■ What you are asked to do: Gather all lines with "title" from the records.

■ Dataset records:
----------------------------------------

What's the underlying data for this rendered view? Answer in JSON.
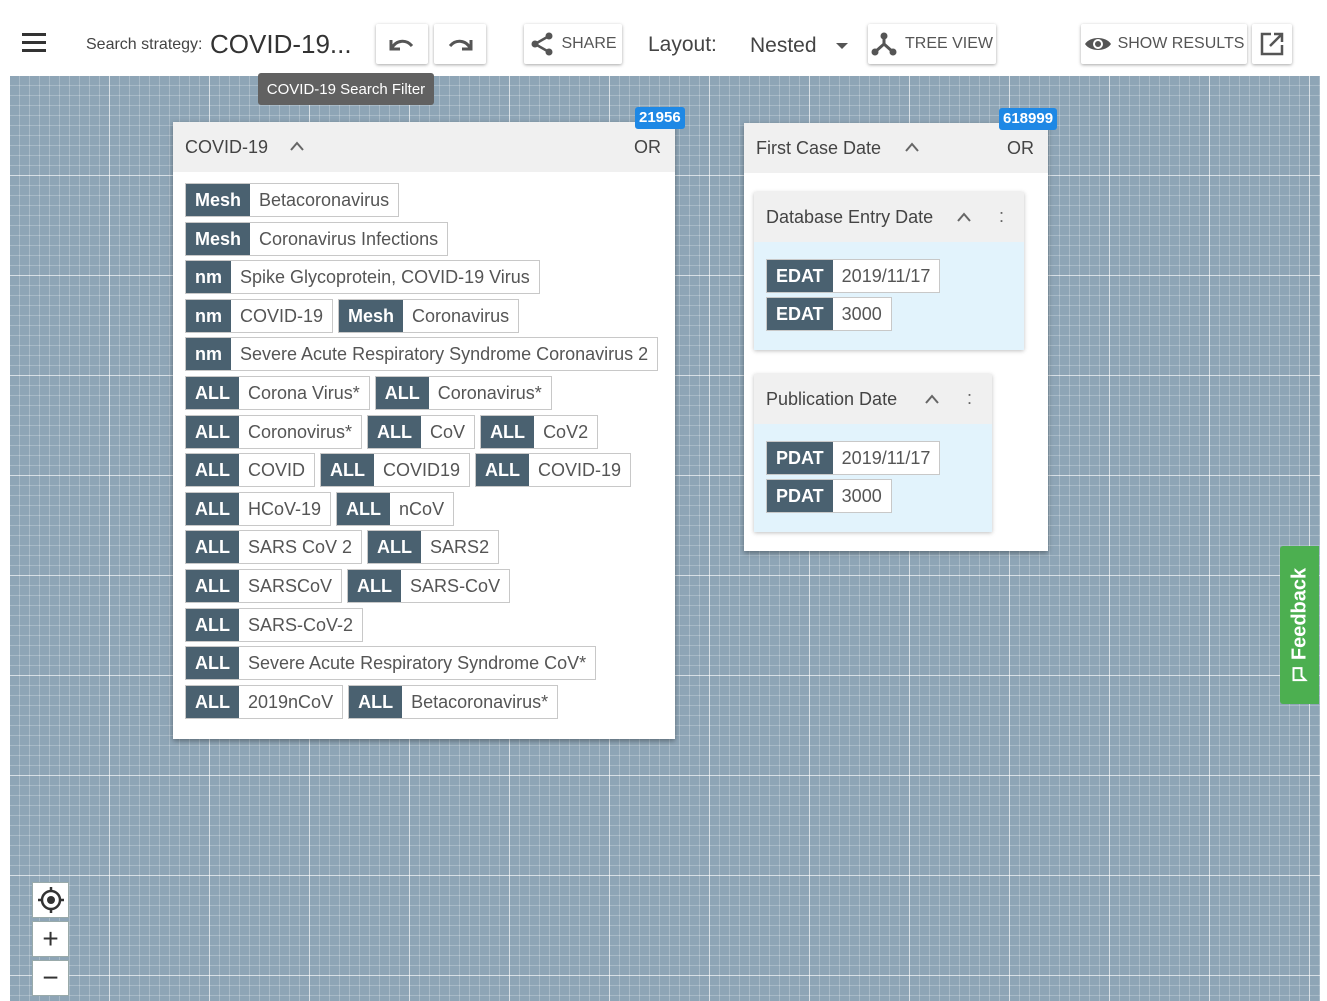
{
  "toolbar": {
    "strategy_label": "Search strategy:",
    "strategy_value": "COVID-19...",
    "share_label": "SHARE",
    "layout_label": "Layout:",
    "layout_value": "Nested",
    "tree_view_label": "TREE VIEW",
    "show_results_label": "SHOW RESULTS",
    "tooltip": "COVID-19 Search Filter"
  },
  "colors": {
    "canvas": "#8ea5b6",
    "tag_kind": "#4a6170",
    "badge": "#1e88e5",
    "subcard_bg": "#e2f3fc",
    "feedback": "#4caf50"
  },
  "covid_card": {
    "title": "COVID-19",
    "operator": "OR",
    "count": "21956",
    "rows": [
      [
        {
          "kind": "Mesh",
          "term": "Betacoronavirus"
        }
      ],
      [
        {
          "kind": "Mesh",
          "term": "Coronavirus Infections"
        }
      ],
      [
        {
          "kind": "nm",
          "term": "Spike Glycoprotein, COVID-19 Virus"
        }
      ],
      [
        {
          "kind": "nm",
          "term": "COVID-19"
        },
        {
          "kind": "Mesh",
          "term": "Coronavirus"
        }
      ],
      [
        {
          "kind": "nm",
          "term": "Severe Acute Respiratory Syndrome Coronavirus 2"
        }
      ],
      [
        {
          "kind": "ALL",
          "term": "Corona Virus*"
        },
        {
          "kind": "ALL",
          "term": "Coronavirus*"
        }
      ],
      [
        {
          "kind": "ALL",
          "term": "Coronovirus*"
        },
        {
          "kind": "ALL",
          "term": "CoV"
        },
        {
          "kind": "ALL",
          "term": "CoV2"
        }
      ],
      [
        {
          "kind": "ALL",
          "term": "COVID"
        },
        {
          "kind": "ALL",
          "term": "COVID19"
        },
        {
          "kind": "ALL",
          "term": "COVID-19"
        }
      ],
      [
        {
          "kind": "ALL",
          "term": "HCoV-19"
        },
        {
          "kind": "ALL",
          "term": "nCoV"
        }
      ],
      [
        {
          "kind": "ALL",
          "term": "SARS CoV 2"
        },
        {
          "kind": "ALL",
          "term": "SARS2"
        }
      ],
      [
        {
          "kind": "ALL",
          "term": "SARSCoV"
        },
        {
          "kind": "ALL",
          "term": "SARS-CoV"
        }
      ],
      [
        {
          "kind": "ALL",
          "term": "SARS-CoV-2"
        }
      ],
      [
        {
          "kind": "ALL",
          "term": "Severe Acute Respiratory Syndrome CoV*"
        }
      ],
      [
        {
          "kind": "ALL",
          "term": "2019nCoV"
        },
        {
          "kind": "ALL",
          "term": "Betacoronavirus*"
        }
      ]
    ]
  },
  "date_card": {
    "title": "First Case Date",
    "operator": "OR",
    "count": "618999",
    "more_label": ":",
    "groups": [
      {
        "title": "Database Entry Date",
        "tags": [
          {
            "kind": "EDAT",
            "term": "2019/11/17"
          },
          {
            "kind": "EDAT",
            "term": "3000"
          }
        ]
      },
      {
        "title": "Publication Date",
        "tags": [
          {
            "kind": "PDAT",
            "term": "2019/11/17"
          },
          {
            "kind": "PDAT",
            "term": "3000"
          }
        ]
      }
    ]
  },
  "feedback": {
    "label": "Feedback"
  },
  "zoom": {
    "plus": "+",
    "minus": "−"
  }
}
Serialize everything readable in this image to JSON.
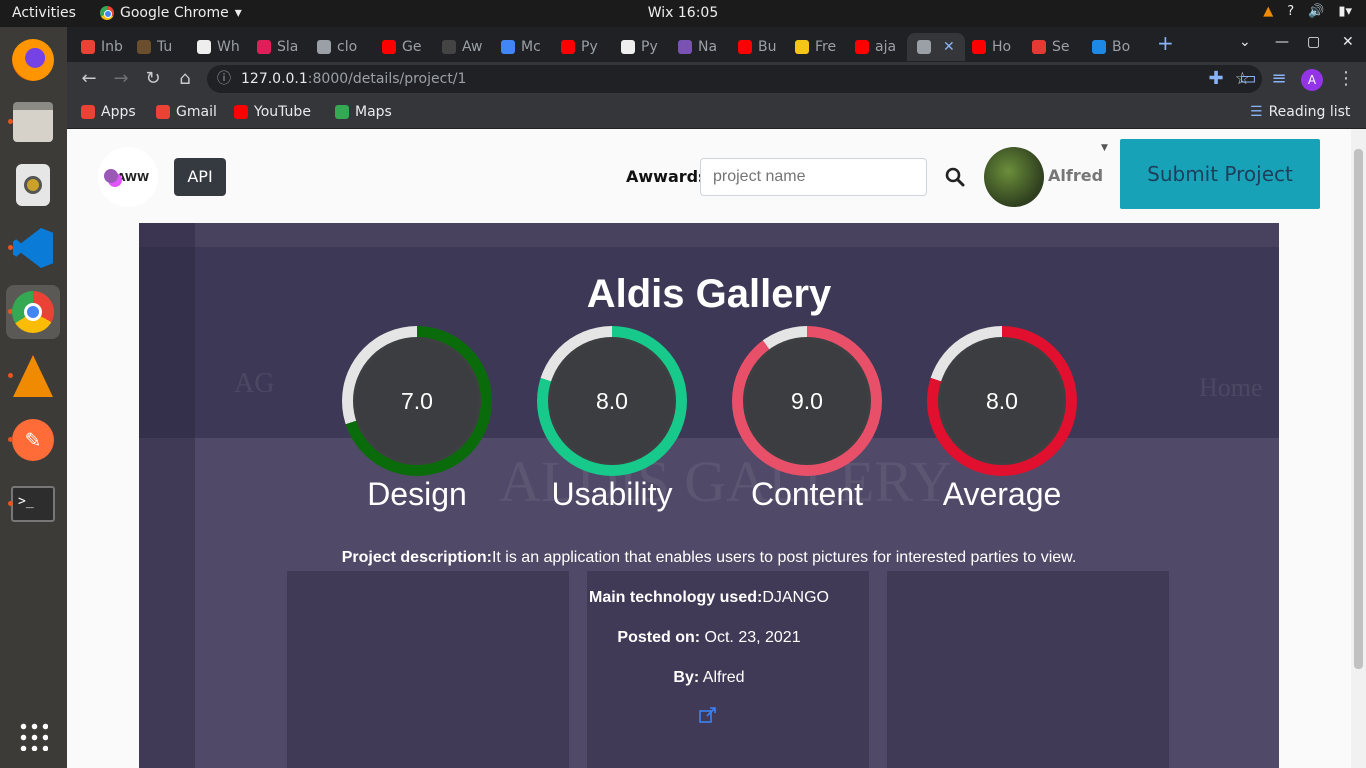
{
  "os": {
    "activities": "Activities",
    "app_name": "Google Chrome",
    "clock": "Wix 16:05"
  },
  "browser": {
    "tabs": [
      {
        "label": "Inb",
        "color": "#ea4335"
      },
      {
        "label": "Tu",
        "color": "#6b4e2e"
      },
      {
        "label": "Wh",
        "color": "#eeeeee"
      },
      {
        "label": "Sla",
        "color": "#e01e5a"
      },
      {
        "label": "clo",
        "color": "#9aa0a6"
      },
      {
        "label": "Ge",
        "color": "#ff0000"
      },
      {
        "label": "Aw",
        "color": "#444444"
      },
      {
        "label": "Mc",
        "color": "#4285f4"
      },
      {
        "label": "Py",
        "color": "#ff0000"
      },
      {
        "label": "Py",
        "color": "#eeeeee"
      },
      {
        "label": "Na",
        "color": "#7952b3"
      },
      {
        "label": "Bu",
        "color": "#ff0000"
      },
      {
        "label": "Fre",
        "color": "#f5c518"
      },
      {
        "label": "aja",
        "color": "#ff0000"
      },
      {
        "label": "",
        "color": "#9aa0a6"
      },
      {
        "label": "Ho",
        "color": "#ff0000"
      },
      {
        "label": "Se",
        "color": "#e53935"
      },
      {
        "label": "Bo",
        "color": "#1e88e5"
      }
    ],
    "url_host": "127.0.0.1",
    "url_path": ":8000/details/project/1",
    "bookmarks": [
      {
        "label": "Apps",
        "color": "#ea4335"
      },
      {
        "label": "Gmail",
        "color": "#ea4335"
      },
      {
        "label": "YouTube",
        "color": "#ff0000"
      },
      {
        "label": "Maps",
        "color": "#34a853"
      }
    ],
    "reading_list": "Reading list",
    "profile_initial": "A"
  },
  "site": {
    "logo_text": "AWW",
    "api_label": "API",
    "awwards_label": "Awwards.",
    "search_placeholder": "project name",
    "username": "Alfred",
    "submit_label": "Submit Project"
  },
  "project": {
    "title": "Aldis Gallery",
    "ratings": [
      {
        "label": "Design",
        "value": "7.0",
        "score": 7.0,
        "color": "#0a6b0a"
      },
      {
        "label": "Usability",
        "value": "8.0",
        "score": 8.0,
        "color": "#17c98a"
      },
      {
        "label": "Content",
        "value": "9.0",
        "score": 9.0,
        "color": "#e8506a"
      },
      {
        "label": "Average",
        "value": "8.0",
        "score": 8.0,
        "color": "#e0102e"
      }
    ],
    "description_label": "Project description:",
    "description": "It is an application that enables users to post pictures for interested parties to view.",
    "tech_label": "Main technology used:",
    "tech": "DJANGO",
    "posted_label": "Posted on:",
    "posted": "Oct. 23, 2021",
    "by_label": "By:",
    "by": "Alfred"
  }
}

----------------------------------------

■ Output of the exercise:
    "title": "COVID-19",
    "title": "First Case Date",
        "title": "Database Entry Date",
        "title": "Publication Date",
    "title": "Aldis Gallery",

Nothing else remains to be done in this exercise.